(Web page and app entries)
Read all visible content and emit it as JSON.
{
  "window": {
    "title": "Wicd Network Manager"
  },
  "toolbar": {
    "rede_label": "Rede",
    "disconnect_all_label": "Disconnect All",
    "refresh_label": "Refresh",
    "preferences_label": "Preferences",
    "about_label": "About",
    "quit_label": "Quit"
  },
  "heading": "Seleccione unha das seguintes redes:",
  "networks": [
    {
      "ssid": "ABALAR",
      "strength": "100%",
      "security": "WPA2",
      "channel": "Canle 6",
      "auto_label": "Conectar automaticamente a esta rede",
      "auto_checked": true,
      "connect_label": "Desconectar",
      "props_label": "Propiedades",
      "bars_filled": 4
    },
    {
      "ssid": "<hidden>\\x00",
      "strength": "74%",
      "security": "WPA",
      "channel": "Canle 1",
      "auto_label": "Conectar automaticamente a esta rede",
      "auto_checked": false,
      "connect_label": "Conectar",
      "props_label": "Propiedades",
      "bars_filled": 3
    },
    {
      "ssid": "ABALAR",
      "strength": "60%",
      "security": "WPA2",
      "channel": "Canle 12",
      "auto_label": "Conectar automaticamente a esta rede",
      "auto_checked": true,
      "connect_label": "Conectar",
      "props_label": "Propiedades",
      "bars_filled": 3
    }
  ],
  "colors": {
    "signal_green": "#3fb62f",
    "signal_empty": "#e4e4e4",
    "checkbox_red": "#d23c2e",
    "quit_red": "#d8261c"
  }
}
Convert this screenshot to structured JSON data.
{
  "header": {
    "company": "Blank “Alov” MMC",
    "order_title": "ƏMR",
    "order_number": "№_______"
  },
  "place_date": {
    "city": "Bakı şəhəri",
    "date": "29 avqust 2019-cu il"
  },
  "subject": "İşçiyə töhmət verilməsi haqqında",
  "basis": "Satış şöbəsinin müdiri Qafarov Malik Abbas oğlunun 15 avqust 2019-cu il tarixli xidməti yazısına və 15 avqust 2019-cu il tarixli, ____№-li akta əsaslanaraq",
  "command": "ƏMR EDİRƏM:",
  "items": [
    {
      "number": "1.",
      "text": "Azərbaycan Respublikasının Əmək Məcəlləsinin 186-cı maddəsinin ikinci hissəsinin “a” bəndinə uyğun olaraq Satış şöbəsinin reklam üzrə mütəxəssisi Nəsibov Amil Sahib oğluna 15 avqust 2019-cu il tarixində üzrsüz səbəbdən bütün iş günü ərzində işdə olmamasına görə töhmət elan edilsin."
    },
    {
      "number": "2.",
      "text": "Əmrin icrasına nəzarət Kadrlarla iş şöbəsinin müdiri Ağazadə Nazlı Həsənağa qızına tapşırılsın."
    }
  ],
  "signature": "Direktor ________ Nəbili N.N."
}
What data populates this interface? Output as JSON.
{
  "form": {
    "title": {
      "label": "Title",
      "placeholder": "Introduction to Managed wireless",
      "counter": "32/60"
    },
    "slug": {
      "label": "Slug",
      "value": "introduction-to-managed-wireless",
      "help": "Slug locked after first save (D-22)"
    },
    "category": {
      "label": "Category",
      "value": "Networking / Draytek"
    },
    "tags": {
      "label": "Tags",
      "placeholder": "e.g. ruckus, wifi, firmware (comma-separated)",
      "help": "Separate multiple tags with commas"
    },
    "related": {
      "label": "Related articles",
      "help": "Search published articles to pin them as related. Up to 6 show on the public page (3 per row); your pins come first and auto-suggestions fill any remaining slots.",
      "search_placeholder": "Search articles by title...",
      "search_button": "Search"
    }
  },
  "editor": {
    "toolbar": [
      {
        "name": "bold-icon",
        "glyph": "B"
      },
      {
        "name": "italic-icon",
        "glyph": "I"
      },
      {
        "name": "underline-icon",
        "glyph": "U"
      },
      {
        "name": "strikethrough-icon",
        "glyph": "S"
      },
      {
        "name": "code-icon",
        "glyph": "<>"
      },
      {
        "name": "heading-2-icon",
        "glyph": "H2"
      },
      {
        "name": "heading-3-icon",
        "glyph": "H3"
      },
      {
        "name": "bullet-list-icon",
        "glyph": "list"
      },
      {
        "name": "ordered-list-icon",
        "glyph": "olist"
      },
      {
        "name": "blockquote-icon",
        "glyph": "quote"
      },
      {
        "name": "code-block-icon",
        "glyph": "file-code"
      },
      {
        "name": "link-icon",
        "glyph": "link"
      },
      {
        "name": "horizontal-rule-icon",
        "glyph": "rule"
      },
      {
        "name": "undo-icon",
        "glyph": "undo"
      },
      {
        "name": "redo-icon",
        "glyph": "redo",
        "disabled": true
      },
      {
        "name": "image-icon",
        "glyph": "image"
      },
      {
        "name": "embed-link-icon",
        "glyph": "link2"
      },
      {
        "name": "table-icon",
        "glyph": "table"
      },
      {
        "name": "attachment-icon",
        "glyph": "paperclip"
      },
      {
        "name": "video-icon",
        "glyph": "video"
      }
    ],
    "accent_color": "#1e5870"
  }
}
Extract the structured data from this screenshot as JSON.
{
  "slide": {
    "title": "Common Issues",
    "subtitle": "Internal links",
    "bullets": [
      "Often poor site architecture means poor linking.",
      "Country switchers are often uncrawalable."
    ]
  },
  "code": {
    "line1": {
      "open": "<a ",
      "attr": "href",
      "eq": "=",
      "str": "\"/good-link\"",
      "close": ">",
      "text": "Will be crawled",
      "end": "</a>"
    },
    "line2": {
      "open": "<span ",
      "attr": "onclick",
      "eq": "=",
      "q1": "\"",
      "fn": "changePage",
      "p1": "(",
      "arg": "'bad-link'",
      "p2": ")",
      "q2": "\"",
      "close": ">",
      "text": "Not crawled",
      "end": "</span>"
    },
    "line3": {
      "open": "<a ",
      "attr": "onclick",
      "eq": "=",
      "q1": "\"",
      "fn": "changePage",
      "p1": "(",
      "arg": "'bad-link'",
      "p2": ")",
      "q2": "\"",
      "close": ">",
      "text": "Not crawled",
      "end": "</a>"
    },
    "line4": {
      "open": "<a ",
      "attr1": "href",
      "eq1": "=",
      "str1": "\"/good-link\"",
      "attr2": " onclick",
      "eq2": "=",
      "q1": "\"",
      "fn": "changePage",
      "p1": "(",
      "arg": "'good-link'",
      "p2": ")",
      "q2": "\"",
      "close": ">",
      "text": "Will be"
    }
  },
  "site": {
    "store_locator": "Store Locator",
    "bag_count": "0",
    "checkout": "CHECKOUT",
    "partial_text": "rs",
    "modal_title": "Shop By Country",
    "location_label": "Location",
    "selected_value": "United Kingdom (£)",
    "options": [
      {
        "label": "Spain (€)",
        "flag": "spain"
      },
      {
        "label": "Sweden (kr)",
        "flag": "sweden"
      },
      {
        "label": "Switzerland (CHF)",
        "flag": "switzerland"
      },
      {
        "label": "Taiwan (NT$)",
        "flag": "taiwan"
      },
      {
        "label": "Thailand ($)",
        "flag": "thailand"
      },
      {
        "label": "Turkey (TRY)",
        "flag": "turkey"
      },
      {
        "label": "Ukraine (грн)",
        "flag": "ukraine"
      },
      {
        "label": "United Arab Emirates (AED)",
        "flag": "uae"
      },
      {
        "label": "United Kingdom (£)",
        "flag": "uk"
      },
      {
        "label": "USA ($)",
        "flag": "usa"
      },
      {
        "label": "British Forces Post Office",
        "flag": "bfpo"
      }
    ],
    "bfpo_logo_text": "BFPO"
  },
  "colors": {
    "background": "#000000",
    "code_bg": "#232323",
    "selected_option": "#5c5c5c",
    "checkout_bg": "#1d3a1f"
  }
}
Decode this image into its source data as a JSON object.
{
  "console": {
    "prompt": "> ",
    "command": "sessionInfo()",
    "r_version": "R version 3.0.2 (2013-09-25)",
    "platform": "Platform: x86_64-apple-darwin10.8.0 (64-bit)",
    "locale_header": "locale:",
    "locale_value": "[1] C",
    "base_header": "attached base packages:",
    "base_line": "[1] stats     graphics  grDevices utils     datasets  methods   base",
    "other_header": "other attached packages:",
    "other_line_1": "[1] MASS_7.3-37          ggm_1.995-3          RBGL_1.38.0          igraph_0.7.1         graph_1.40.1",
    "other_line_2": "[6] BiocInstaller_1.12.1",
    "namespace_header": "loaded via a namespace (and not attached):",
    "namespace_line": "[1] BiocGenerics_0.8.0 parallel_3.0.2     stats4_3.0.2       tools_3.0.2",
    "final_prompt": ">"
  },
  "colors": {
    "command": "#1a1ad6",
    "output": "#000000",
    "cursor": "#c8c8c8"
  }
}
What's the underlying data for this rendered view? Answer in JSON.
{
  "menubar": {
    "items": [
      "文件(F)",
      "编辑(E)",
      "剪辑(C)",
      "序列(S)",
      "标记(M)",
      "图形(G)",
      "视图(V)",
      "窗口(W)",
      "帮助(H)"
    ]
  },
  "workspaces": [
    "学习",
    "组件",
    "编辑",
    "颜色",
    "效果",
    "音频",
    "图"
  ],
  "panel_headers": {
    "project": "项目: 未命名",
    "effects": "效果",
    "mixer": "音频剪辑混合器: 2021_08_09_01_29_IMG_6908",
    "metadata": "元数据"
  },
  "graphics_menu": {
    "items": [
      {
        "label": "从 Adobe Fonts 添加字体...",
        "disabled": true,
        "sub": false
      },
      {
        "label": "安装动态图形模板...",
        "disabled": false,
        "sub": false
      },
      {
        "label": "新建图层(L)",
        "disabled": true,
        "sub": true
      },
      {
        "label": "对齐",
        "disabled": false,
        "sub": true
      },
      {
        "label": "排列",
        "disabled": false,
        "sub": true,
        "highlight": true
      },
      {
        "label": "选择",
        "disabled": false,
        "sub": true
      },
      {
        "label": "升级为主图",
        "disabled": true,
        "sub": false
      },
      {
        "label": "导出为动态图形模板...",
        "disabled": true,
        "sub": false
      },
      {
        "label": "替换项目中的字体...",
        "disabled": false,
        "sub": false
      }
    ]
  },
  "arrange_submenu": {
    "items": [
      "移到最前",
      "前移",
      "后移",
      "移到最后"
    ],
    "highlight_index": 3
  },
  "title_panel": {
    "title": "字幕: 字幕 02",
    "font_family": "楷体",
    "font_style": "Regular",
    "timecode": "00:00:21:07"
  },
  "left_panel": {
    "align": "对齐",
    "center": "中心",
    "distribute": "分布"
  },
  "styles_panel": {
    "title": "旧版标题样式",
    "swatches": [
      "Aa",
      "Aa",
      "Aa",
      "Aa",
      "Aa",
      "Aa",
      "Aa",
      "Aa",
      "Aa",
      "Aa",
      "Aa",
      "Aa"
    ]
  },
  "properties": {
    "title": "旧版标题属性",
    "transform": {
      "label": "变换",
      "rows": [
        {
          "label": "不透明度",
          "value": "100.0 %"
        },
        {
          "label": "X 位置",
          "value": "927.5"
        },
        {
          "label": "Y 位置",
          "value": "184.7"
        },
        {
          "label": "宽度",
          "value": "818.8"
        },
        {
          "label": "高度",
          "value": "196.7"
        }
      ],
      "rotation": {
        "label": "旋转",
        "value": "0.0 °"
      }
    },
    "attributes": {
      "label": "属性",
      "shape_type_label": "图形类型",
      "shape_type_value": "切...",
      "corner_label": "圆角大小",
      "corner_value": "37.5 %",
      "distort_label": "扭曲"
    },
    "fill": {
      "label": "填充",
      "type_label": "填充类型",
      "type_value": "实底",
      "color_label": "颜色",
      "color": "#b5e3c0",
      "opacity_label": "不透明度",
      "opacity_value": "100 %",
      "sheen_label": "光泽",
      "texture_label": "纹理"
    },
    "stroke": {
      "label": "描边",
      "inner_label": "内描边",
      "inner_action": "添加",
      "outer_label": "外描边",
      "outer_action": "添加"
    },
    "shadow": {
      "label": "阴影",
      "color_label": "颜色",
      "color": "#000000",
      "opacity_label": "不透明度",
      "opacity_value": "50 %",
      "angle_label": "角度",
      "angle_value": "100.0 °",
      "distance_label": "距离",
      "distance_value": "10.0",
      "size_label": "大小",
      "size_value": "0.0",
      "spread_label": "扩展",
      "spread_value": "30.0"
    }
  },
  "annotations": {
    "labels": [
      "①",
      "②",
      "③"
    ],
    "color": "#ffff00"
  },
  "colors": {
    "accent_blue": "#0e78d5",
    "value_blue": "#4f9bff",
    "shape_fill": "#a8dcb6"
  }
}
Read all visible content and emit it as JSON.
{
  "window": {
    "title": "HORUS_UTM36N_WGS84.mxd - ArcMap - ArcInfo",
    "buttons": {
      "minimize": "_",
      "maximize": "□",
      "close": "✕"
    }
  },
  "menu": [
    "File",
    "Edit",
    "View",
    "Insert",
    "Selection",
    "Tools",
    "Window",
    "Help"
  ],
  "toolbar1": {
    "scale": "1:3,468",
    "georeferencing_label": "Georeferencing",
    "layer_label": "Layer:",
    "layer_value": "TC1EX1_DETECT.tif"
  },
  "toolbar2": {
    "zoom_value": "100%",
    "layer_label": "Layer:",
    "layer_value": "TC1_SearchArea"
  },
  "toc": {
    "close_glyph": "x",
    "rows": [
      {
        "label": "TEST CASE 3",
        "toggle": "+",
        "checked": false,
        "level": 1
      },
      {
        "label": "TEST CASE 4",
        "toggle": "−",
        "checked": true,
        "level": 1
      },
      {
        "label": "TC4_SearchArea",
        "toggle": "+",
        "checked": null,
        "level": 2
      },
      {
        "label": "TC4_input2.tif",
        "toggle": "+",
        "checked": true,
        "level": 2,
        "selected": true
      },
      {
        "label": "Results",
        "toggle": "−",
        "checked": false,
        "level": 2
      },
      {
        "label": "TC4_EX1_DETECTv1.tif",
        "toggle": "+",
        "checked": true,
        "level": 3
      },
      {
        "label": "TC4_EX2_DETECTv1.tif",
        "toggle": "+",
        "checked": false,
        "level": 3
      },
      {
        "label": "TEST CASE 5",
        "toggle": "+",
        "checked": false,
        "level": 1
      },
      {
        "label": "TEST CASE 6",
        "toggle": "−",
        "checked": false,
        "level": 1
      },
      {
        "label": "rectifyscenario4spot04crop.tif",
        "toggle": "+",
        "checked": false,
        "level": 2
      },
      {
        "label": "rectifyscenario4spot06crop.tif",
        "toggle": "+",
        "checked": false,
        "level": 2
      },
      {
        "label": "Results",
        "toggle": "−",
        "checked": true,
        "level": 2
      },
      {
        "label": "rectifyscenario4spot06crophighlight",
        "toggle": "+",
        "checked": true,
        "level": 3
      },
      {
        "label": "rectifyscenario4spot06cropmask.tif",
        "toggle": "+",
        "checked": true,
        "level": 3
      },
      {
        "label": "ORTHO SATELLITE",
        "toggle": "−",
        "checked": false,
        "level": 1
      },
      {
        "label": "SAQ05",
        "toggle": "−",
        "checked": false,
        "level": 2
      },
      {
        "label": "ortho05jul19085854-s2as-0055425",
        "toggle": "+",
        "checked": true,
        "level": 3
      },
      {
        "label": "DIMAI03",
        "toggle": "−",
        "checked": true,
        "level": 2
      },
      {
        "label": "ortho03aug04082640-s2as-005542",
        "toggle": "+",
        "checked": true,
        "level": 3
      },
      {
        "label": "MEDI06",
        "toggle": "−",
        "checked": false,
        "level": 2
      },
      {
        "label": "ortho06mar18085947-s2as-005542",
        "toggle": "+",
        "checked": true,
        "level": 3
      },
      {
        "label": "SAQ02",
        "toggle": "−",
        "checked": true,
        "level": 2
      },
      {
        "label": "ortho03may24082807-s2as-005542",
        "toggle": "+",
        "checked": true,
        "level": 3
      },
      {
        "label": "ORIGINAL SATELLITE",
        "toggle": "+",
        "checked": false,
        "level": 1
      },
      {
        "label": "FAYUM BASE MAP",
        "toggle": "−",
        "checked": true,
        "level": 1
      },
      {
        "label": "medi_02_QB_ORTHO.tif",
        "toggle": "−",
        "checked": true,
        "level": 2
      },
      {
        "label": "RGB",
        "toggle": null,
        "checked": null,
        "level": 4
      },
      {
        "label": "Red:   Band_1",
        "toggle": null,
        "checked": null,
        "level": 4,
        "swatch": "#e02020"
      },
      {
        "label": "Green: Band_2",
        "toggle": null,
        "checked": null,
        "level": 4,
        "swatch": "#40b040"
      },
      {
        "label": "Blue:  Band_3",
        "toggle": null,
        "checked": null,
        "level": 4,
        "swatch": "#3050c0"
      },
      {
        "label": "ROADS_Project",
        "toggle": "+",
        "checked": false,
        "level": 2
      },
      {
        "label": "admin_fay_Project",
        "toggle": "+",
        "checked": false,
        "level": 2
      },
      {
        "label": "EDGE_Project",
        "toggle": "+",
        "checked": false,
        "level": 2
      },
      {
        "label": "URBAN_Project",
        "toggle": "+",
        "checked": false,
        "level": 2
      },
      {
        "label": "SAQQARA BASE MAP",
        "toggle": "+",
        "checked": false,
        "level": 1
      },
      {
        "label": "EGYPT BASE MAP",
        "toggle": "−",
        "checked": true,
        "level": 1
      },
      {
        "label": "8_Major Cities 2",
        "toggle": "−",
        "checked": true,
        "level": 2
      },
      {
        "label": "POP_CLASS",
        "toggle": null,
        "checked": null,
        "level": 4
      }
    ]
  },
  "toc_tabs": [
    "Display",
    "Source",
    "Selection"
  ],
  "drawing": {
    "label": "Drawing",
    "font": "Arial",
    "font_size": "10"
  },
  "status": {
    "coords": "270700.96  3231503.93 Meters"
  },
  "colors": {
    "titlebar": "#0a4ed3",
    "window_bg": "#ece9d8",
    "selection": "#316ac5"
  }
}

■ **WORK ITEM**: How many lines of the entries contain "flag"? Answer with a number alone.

■ **OUTPUT OF THE EXERCISE**: 11